An application programming interface, or API, is a defined process that allows data to be shared between applications or programs. Each API consists of a set of rules that dictates how communication occurs between a client and a server or external program. The required request format, the authentication process, and the encryption of data all have set guidelines so that the API knows what information to share and when and how to share it.

Examples of APIs include universal log-in interfaces, when a website allows users to log in using their credentials from a site like Google or Facebook rather than creating a new set of log-in credentials for every single website, and third-party payment processes, when a payment is processed using a third-party application such as PayPal. They allow data to be gathered from an external server or program in order to make the process of logging into an account or submitting a payment online easier.

APIs are useful not only in aiding consumers to simplify their online experience, but in enabling easy communication, integration, and collaboration between companies and organizations. They are versatile and constantly changing, allowing for developers to innovate how they are used, and they bring data from many sources into one place for ease of access. This is why the average number of APIs per company has grown 221% in the past year. Unfortunately, the features that make APIs practical and necessary are also the factors that make them a great target for cyberattacks. The same article that detailed the Salt Labs research report with recent API security trends, describes APIs as “the on-ramps to the digital world”.

API Security: Biggest Threats

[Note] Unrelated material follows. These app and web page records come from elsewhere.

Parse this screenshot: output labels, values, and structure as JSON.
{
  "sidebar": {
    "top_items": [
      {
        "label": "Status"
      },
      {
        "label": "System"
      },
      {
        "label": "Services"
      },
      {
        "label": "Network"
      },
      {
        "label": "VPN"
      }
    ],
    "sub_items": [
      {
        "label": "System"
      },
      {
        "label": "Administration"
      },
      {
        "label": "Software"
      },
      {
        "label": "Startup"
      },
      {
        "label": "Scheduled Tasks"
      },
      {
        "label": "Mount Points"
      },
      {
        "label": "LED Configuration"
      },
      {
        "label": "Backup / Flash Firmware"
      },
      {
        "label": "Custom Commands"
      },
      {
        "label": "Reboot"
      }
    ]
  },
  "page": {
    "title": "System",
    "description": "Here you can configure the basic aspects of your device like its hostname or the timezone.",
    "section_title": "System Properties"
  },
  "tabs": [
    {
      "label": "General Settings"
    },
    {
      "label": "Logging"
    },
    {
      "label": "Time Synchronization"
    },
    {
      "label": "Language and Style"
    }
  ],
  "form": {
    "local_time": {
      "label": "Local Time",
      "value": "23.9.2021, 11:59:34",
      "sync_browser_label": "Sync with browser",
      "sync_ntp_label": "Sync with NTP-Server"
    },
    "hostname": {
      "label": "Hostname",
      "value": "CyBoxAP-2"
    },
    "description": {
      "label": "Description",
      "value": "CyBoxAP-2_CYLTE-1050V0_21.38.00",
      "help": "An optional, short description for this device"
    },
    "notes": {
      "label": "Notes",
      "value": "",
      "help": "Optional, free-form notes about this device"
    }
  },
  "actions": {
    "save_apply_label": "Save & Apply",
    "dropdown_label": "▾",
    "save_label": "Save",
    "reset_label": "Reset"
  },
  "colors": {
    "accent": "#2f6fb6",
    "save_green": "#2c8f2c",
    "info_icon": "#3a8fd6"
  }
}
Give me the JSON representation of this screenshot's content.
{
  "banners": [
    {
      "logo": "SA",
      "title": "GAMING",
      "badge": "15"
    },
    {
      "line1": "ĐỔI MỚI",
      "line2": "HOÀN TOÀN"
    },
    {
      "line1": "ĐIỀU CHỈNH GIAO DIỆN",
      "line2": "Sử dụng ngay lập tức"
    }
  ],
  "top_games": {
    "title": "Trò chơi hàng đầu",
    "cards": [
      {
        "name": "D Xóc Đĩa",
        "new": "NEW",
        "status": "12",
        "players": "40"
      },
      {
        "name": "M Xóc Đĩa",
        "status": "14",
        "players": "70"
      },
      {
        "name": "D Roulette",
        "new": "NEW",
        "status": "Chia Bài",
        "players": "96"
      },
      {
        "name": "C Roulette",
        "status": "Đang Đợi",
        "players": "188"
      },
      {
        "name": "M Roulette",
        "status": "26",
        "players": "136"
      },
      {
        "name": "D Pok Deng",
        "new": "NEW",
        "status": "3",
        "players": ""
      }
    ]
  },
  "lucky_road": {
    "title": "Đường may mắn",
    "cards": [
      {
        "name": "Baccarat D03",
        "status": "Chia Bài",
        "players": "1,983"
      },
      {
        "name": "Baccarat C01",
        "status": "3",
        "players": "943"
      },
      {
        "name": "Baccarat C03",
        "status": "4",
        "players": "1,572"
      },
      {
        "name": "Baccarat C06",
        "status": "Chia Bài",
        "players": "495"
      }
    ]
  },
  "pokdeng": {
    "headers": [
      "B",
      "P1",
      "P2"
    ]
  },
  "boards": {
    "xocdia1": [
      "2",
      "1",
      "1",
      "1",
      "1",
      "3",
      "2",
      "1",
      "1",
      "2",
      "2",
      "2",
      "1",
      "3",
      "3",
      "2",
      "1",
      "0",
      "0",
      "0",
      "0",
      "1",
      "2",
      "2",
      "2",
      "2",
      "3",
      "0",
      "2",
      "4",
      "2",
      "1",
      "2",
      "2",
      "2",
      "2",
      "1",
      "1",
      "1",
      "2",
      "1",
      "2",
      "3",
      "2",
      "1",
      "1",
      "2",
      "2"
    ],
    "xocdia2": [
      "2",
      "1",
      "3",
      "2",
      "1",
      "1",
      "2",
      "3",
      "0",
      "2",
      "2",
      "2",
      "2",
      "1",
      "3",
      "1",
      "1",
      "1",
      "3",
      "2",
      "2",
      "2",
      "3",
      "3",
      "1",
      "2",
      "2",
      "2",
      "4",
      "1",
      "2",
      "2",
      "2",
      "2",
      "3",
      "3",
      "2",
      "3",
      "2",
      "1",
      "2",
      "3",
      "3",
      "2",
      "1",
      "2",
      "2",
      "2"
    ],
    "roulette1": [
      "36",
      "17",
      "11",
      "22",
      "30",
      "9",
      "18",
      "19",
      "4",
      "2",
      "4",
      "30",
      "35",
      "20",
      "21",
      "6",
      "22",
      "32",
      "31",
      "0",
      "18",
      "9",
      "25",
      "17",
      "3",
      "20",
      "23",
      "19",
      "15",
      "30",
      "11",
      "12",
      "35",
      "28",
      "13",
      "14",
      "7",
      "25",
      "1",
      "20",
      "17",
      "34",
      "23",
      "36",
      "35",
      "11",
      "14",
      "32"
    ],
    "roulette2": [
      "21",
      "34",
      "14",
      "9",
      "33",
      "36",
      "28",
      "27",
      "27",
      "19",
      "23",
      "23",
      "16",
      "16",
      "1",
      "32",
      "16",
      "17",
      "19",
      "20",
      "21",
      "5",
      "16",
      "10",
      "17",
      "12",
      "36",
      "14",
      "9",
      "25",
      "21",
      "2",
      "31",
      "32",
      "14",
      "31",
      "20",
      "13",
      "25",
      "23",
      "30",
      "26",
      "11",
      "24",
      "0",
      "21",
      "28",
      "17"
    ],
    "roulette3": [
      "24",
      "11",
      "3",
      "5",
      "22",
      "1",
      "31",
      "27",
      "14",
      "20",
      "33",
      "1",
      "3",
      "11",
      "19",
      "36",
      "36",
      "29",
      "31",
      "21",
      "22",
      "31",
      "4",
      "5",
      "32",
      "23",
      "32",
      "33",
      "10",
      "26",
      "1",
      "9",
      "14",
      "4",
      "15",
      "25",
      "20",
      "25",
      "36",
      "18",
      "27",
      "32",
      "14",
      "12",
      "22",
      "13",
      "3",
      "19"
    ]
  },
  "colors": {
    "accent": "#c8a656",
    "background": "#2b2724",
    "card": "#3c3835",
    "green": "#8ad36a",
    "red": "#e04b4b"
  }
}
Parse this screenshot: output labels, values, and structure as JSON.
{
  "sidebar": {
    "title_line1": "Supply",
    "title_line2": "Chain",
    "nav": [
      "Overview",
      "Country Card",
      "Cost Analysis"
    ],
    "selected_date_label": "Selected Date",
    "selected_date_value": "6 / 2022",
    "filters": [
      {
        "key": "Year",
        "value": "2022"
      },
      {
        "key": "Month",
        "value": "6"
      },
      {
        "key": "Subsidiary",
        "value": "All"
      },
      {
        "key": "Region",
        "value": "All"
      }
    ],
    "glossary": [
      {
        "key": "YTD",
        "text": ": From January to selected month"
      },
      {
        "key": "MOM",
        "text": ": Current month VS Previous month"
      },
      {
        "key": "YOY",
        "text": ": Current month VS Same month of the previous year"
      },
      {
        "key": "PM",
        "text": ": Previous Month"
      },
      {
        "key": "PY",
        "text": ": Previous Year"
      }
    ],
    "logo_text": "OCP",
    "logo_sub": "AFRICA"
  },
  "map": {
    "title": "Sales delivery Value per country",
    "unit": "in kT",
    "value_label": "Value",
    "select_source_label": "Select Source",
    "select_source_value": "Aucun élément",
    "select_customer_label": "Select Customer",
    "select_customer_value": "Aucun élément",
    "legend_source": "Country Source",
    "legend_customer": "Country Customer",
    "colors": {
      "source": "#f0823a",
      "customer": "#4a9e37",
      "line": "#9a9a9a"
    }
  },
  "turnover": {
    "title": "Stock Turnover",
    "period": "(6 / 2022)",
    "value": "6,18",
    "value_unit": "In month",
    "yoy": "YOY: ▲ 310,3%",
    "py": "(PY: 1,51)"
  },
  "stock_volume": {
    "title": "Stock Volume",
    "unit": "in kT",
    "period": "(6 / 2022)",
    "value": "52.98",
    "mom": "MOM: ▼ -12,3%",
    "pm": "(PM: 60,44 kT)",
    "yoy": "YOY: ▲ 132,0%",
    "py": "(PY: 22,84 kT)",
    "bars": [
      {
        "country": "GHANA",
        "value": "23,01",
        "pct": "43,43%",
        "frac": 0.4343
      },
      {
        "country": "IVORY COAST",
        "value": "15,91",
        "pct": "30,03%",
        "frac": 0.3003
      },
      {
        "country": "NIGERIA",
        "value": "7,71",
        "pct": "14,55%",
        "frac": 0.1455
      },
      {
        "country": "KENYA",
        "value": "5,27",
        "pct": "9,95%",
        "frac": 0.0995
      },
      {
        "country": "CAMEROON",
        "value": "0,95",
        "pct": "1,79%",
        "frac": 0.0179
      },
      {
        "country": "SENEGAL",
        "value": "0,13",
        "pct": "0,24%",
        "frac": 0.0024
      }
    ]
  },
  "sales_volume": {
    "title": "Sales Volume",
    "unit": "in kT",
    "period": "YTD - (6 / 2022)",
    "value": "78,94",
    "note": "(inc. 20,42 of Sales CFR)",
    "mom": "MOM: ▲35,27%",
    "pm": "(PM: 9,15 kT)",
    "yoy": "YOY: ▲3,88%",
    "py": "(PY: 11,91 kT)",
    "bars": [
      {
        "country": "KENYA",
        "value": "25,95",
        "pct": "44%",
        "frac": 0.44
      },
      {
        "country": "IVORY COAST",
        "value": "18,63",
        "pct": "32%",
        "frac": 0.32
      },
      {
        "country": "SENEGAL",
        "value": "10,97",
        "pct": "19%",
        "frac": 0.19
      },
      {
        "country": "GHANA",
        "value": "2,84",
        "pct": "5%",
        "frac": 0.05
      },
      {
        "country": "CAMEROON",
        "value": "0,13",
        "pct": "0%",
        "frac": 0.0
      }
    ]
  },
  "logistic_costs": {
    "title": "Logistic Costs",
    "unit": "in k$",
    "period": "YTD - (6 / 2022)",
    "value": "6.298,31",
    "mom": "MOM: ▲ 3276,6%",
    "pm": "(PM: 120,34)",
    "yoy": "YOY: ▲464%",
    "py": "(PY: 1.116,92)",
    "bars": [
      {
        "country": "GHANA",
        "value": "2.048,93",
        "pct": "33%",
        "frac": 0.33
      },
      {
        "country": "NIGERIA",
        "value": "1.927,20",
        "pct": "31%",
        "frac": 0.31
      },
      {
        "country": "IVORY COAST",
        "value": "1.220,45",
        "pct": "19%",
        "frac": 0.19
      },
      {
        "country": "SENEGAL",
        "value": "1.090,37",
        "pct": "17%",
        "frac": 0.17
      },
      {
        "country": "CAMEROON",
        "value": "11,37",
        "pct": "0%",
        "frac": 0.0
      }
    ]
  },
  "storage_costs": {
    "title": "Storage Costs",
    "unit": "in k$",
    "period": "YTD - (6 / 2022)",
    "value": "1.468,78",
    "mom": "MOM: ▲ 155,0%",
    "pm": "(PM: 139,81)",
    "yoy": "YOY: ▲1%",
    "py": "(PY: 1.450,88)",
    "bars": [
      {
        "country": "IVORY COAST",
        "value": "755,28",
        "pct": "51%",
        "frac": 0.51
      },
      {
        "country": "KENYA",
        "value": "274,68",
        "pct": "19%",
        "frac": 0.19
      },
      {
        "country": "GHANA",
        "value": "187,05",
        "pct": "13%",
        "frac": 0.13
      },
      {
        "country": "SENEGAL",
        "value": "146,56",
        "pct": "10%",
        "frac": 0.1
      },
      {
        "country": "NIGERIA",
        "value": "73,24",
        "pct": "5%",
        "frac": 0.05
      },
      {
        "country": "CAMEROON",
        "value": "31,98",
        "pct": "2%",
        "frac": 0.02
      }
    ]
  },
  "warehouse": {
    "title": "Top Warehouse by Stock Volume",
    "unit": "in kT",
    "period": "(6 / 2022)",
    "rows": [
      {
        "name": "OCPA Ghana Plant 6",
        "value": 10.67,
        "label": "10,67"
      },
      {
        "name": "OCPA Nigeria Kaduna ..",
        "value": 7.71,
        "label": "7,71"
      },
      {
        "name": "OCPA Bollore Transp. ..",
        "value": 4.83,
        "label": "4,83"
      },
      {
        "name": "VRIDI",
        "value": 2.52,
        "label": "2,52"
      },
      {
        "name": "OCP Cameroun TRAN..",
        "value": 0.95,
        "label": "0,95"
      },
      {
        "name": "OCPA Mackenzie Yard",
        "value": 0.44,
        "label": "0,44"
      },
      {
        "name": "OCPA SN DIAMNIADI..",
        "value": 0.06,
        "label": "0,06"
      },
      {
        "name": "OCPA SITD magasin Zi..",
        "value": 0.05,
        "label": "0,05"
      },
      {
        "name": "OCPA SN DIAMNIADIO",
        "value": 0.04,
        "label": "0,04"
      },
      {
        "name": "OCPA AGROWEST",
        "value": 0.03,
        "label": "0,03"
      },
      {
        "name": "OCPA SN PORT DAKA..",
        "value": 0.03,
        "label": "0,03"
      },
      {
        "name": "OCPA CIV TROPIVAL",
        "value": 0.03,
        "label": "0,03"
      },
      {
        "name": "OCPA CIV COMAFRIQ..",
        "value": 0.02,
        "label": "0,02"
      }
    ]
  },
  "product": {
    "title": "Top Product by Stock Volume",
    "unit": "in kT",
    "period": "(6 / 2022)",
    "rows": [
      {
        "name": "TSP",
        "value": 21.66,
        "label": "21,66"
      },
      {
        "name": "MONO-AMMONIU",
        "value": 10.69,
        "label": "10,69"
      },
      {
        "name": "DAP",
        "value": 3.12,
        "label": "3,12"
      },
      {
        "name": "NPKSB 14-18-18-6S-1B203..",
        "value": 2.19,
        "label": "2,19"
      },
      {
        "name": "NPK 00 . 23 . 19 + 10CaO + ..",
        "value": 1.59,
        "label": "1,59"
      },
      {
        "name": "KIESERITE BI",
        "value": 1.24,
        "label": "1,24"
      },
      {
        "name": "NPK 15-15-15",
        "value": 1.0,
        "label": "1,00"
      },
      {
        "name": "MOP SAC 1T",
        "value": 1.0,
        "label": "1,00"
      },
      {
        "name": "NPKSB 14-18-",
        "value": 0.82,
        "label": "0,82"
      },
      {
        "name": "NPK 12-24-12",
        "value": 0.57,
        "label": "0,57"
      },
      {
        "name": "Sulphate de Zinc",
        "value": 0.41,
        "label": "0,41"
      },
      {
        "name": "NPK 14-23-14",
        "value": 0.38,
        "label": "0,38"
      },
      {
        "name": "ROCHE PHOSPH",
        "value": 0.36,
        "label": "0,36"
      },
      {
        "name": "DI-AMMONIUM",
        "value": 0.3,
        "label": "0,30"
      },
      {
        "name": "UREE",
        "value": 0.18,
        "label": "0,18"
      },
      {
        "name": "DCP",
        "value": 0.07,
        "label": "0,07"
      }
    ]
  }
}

Because API traffic is increasing so rapidly, cybercriminals are taking advantage of the wide attack surface; while API traffic grew 321% in 12 (Read more...)